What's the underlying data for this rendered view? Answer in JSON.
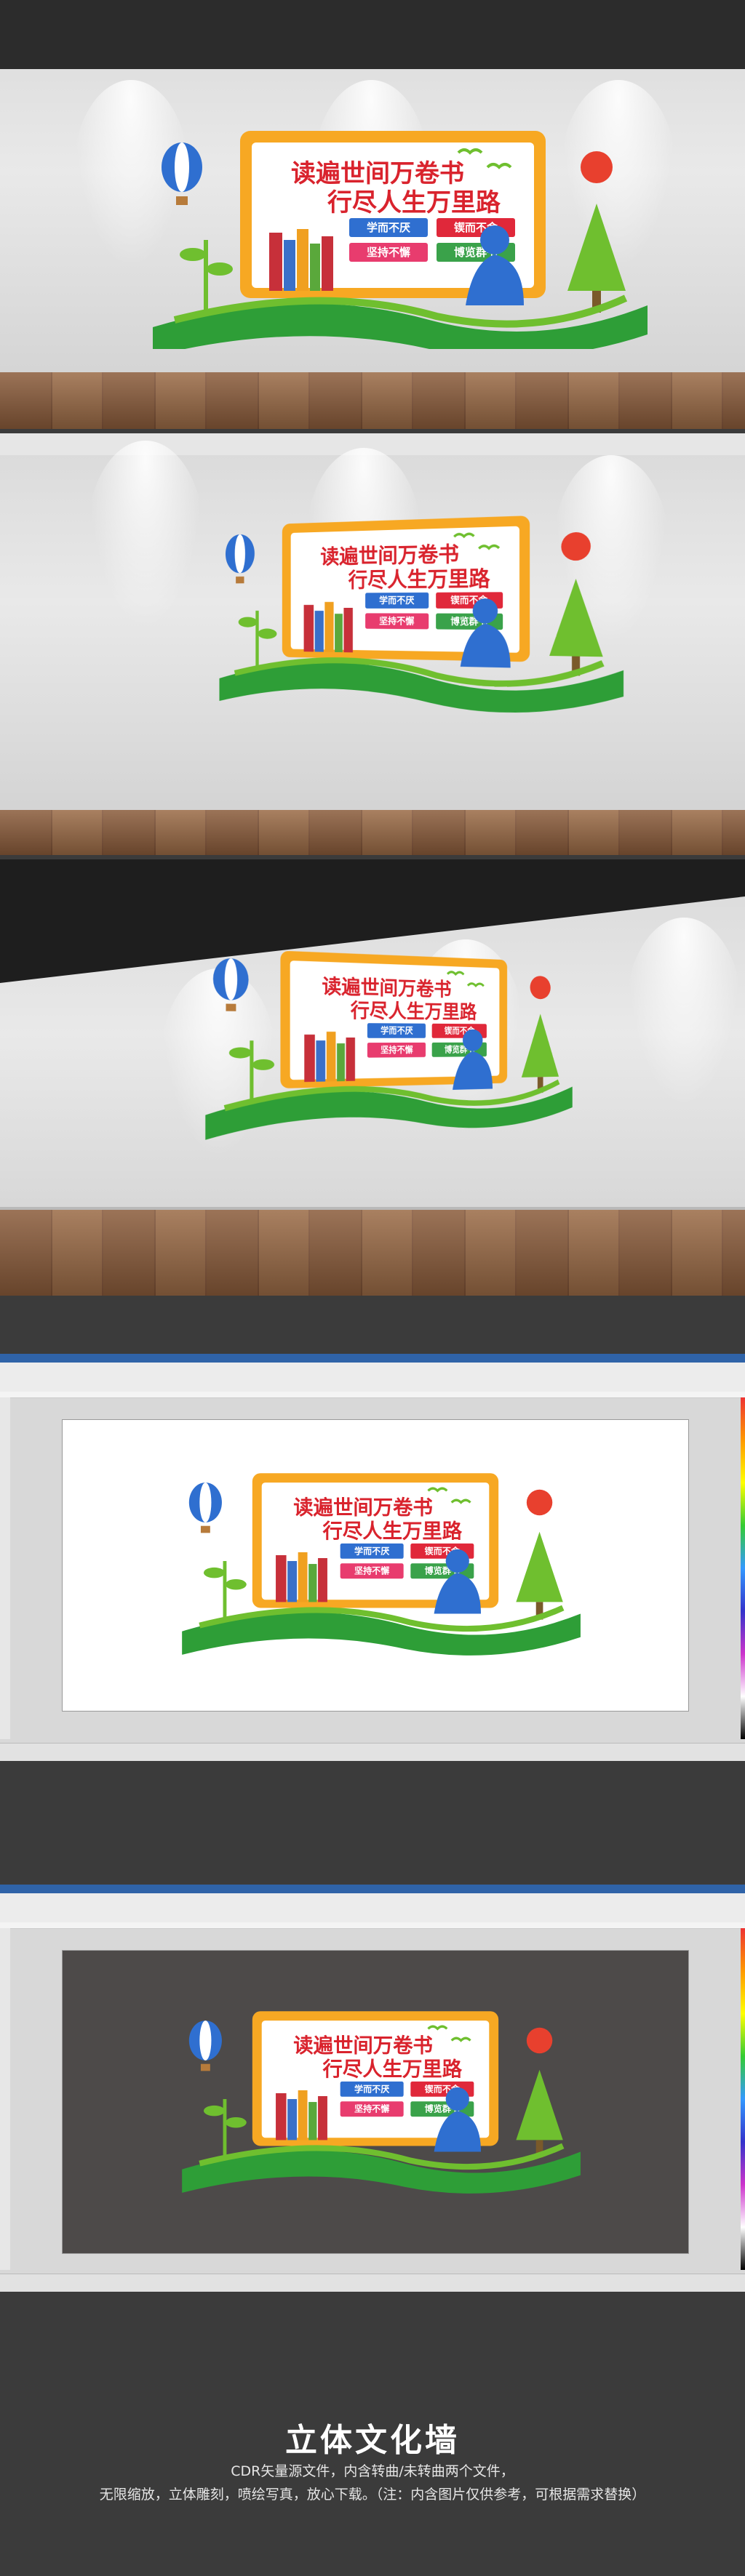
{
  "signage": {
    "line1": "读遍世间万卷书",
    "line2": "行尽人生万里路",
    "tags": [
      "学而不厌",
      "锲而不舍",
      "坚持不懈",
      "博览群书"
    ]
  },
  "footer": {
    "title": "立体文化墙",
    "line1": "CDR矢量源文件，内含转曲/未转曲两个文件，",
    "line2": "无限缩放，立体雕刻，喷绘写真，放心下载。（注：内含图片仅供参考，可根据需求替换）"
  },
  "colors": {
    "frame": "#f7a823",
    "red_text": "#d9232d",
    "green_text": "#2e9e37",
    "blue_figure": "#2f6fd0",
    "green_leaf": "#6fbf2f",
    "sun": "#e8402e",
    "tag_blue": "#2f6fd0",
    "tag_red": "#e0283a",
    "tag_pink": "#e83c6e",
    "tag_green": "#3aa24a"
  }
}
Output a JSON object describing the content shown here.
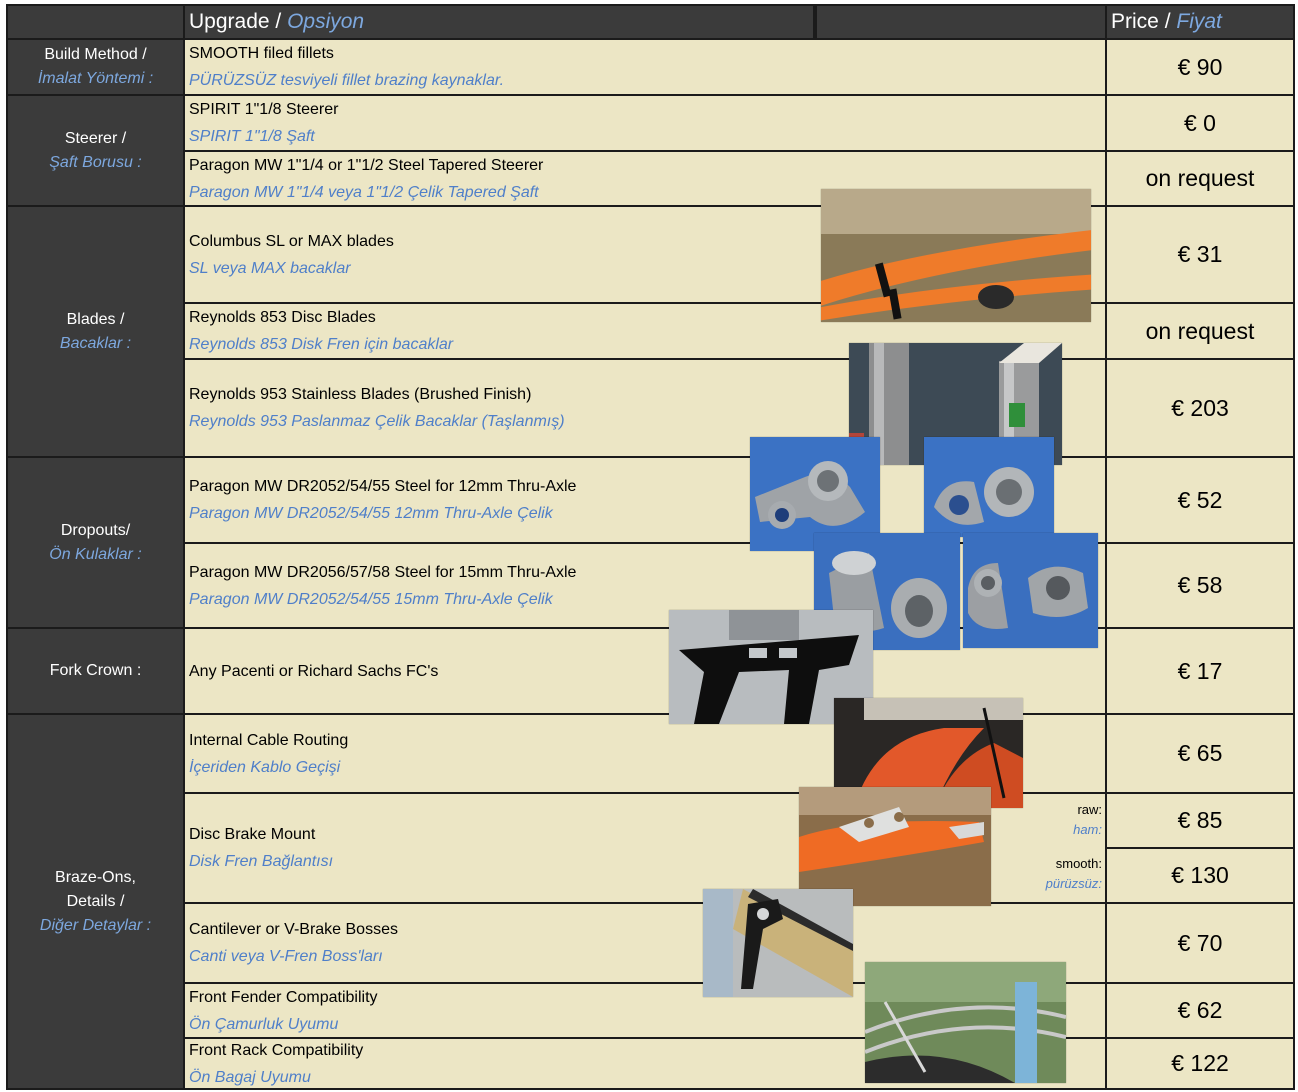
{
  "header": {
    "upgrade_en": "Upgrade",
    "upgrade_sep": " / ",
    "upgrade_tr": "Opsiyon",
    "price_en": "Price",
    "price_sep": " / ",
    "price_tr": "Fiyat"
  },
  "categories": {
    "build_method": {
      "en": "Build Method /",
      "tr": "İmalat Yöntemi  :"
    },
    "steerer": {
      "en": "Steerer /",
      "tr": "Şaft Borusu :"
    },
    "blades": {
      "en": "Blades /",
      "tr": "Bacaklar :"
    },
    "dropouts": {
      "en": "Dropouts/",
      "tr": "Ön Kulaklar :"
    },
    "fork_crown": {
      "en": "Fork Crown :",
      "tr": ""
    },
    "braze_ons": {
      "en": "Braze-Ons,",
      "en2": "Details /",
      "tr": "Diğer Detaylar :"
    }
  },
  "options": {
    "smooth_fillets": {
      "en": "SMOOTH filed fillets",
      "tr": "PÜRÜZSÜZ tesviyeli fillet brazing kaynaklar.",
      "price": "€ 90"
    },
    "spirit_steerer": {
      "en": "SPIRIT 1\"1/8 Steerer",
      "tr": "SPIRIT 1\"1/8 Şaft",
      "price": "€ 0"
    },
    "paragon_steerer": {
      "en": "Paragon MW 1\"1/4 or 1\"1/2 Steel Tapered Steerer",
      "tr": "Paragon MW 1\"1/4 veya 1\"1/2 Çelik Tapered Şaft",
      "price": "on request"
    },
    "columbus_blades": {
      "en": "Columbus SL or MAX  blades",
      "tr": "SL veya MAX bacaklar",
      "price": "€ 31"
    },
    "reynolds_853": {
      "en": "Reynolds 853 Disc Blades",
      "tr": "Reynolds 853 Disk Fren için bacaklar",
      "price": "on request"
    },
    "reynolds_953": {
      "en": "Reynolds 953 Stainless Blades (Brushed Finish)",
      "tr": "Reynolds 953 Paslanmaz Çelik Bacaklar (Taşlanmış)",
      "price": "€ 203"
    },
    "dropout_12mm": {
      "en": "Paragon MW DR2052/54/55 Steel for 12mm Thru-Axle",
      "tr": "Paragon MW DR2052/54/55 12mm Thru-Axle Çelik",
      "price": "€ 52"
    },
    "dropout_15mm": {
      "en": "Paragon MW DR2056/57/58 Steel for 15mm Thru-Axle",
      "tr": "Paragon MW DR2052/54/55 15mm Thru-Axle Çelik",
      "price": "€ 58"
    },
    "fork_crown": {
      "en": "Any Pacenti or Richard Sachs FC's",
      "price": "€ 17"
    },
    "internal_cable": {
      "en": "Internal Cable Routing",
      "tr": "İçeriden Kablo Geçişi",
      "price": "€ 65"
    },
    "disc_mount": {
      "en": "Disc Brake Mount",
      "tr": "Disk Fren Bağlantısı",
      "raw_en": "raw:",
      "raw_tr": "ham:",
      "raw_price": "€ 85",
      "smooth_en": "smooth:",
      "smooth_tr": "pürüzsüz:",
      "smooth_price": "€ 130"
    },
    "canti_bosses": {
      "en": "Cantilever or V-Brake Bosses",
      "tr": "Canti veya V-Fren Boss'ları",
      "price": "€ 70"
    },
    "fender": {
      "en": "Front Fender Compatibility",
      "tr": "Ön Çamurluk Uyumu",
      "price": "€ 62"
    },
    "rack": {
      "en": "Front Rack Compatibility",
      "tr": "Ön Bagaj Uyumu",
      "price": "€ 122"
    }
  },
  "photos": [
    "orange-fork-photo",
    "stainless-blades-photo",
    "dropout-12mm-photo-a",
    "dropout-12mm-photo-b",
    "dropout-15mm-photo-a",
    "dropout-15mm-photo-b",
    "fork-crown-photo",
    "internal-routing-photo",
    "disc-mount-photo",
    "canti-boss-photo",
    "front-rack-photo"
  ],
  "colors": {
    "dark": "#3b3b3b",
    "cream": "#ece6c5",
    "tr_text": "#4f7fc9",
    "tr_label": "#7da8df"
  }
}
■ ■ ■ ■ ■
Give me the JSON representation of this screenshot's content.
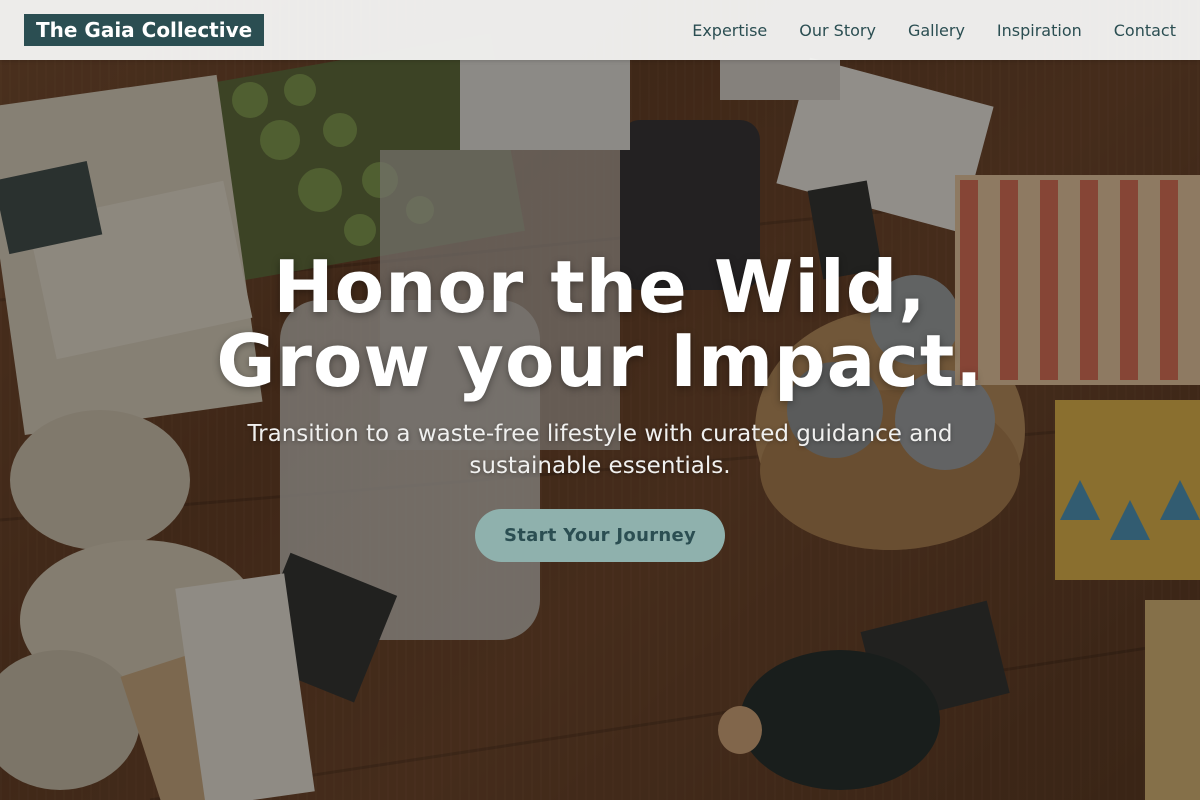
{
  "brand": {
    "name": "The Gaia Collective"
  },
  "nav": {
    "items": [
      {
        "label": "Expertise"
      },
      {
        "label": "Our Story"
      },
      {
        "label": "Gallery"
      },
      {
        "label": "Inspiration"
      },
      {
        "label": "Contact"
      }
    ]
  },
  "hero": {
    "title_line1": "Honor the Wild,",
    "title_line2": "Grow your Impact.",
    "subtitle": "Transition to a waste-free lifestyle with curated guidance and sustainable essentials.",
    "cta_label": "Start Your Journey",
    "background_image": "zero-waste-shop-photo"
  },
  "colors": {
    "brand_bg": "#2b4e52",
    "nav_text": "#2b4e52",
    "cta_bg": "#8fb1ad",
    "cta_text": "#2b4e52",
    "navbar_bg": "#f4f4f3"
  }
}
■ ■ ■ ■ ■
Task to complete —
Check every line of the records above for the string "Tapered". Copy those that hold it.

Response to the exercise —
      "en": "Paragon MW 1\"1/4 or 1\"1/2 Steel Tapered Steerer",
      "tr": "Paragon MW 1\"1/4 veya 1\"1/2 Çelik Tapered Şaft",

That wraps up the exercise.